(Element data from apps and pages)
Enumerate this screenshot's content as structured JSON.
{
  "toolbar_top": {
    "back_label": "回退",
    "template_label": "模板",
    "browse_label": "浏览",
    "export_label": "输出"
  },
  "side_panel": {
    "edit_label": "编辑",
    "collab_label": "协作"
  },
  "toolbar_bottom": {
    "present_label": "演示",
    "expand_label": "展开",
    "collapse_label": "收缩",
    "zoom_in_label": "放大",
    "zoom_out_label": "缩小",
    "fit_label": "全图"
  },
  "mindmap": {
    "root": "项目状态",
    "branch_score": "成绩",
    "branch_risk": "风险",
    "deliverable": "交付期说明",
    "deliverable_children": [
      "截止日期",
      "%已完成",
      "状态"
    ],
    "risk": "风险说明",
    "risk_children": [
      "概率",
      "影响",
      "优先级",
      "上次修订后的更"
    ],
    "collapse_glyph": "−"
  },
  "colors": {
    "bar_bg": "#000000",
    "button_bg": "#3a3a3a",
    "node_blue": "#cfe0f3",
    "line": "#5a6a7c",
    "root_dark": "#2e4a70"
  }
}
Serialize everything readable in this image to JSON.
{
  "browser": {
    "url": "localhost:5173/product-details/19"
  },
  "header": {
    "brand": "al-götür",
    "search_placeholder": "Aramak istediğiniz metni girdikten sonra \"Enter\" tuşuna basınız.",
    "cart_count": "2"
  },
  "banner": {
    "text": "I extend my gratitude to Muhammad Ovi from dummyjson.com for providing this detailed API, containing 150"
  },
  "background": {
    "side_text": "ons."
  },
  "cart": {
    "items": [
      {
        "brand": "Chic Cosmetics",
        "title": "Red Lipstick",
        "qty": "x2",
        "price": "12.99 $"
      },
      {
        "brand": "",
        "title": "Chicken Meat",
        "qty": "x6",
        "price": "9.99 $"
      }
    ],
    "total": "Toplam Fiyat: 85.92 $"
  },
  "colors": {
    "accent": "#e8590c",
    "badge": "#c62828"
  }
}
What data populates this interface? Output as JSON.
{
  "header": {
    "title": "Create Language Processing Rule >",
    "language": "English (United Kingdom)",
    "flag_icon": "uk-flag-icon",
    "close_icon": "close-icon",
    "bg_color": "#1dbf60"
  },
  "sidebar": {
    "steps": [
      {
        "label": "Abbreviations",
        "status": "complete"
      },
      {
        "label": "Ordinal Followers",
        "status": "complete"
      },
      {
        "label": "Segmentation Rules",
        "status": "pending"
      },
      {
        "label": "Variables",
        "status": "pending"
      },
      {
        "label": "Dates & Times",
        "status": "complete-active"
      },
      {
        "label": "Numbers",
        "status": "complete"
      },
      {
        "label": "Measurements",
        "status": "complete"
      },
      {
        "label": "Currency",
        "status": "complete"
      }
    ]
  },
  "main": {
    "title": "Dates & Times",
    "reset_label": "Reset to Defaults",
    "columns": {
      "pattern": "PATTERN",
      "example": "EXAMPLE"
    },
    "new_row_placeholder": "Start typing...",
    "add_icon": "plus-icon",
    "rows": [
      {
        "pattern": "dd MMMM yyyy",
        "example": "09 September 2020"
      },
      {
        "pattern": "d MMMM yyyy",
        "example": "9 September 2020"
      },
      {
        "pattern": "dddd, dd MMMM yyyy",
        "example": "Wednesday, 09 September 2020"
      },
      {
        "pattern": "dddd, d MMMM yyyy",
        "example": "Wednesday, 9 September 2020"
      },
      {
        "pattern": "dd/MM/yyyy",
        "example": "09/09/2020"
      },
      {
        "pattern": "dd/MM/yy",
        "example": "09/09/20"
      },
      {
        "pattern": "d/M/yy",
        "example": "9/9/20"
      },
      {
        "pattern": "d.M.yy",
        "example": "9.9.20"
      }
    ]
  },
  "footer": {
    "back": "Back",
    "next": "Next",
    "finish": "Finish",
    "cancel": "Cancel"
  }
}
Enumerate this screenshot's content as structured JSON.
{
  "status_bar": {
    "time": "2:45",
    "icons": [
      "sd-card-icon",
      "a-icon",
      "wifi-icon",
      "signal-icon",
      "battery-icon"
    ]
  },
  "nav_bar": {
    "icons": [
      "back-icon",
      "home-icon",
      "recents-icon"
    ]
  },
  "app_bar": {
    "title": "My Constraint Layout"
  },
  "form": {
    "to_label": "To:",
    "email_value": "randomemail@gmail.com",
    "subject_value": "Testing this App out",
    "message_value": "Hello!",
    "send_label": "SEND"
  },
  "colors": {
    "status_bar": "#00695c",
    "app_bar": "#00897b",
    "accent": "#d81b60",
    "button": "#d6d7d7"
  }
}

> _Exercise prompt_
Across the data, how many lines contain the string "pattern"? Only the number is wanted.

> _Reply_
9